**What the task asks:**
Filter this data down to the lines that hold "footer", and copy them.

Data for the task: Begin

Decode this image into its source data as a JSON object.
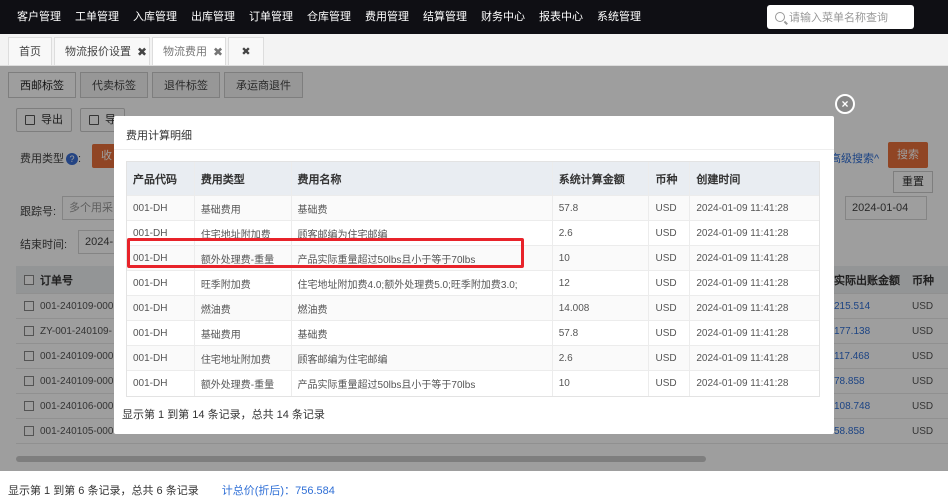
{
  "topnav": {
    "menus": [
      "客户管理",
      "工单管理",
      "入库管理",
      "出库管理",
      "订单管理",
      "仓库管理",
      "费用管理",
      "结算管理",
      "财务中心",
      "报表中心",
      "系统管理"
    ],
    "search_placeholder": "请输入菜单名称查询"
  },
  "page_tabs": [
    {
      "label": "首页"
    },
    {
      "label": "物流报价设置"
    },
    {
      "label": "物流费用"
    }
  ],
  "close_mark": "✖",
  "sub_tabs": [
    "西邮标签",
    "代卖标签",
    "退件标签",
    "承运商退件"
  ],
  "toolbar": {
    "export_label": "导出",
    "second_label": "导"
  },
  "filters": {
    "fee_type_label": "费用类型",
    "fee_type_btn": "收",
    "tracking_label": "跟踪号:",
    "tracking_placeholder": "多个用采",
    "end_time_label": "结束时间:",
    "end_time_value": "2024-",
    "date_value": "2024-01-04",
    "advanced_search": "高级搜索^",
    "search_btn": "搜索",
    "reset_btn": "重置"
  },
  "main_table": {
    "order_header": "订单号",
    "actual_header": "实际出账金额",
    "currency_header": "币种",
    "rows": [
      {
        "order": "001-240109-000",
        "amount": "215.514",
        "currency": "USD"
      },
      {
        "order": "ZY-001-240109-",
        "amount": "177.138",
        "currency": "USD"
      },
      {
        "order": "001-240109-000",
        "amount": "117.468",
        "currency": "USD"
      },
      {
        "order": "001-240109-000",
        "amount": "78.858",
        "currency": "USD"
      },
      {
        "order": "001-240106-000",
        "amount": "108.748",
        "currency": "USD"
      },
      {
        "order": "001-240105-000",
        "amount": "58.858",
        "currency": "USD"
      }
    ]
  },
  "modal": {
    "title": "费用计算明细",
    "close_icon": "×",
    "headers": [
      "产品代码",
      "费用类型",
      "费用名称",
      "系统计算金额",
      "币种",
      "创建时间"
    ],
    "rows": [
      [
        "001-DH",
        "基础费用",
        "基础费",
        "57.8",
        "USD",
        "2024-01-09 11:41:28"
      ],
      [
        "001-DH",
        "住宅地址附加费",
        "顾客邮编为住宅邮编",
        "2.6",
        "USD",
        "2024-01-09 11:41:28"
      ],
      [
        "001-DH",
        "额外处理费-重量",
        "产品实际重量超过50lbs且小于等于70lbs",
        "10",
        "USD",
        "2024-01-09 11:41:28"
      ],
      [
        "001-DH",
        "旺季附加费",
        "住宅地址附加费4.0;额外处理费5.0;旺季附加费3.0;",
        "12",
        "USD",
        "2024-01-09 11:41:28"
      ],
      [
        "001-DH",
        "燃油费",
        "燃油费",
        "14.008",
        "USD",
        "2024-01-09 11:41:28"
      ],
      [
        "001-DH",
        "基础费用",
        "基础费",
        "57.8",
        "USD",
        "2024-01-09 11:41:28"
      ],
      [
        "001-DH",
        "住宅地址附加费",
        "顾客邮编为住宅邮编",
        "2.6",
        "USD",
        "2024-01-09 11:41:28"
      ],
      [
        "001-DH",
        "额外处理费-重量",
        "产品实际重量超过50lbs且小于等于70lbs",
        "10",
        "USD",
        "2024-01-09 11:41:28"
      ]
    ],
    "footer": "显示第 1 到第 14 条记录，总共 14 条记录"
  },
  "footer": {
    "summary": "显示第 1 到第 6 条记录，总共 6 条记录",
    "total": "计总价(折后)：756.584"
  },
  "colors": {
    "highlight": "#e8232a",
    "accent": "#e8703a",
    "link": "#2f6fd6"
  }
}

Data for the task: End

**Solution to the exercise:**
    "footer": "显示第 1 到第 14 条记录，总共 14 条记录"
  "footer": {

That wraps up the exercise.